Lastly, here in the United States we are, and have always been mindful that the reason that our nation was freed from the English king, and the reason that the United States was a part of rescuing the world from the likes of Hitler is that all over our nation, we have perfected the ability to use firearms competently. The second amendment which allows us to bear arms, exists so that we can prevent tyranny when it once again raises its ugly head. George Washington, Thomas Jefferson, James Madison, Patrick Henry, and others all knew that to live in this land, we would have to have access to personal protection of our land, our animals and our families.
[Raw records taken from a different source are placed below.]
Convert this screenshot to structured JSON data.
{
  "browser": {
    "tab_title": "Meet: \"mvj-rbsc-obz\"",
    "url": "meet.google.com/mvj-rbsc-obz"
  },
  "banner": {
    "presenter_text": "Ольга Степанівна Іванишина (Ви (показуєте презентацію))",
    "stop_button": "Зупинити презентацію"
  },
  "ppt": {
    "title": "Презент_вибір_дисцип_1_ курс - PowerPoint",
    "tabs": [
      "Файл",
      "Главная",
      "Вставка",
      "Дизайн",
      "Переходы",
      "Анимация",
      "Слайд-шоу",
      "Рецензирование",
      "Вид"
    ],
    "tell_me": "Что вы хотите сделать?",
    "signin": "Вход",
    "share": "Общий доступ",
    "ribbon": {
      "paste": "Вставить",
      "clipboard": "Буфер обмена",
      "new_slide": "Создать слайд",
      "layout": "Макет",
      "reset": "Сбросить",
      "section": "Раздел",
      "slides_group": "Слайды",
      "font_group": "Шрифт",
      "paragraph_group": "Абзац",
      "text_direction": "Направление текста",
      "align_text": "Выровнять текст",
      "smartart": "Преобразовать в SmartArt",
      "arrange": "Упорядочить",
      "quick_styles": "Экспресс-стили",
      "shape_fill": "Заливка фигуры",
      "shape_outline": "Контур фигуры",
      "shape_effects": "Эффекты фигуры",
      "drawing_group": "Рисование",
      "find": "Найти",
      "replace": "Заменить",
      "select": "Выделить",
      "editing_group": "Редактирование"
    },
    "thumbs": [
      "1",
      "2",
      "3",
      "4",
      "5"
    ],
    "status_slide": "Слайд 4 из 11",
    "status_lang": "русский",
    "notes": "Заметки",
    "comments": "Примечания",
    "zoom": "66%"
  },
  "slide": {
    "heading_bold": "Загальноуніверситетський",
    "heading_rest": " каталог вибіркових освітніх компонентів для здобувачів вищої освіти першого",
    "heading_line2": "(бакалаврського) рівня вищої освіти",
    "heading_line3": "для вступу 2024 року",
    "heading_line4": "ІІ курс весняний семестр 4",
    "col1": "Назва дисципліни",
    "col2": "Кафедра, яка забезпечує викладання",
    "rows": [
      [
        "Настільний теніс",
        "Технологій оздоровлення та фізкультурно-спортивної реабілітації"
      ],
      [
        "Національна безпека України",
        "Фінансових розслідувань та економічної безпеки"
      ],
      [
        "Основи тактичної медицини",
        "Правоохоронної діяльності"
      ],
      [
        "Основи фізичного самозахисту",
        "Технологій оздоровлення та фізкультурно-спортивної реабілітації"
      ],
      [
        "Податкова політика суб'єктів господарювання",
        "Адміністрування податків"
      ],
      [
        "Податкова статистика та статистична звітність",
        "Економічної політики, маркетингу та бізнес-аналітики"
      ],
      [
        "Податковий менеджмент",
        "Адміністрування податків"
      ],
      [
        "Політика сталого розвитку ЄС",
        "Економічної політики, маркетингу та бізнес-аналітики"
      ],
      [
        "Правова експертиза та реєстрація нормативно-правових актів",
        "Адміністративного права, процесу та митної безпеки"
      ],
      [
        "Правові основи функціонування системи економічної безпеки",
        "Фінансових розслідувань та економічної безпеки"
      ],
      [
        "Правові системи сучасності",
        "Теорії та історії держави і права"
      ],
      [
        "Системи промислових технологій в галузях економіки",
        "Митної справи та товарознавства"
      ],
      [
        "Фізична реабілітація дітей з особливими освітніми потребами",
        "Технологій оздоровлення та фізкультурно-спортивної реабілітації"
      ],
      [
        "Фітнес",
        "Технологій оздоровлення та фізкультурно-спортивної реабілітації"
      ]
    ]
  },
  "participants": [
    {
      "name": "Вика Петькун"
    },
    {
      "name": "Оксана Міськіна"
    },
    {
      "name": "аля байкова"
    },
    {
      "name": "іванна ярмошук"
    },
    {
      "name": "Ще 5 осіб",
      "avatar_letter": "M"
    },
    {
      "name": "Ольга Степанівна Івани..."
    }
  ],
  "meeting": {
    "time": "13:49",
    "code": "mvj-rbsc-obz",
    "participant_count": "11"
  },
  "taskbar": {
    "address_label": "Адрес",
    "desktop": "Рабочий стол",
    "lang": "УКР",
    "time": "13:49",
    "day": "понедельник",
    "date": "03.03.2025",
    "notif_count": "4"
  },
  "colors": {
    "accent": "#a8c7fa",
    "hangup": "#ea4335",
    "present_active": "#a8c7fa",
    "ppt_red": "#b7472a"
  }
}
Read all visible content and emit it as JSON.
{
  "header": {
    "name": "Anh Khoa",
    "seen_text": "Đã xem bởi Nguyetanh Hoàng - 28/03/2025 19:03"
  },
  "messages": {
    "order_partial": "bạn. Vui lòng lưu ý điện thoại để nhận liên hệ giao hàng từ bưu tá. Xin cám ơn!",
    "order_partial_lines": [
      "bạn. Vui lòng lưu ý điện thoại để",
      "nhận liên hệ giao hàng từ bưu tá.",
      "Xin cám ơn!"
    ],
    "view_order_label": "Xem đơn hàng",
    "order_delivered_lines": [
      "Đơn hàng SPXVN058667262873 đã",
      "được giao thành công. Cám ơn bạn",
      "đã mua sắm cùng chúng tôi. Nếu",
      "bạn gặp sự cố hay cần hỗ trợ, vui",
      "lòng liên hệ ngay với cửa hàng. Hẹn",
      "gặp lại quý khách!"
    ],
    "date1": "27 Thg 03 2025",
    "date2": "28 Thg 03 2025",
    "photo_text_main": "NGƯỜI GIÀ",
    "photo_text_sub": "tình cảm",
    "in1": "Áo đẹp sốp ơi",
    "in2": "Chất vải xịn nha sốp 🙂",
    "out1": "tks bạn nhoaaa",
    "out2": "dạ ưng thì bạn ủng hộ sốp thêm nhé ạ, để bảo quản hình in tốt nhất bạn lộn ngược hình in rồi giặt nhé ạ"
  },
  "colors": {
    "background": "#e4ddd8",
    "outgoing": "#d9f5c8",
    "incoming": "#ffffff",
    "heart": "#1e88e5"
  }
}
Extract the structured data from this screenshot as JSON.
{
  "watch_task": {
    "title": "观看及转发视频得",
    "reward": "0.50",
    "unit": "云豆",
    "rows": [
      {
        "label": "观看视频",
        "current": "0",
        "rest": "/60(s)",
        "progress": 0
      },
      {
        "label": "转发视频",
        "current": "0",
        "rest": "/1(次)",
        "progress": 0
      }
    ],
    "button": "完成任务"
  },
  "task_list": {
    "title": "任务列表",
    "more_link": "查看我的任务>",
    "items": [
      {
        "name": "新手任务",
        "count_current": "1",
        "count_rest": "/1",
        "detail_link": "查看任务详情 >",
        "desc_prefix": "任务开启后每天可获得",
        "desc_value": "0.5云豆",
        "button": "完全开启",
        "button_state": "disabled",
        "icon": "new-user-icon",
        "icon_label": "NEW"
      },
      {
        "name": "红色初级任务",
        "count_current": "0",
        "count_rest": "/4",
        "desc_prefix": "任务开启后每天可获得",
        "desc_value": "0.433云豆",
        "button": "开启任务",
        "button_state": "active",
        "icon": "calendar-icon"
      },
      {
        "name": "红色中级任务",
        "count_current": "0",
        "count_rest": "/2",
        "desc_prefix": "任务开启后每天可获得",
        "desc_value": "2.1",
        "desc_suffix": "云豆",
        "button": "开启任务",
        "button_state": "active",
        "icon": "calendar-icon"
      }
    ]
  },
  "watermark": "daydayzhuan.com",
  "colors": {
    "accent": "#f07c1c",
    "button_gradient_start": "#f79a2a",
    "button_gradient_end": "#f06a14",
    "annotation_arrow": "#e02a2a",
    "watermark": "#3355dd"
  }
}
So, in future, just as I would not tell the Russian orphanages what to do with their children with regard to forest walks as they seek to avoid being eaten by the remaining Siberian tigers, and I would not tell the British what to do with their immigration, I would appreciate the consideration of your knowing as a European that I live a very different life than you. I have carved out a life in an intensely rural region where there is no mail delivery, because spending gas money to deliver mail daily to so few people, would be unreasonably cost ineffective. I can't walk to a store or a police precinct. I am fifty miles from most things. When someone is badly hurt here, a medical helicopter is called, generally at the expense of the person who will use it. If you can't fathom what it's like to make your own bread or to freeze store bought loaves from fifty miles away to keep through winter, how can you possibly have any understanding of the challenges with regard to independent farm living ? If you have never been without power for three weeks after a storm then you have no conception of the challenges here. In addition, there are many places in the US which are far more difficult and more complex in which to live than this one.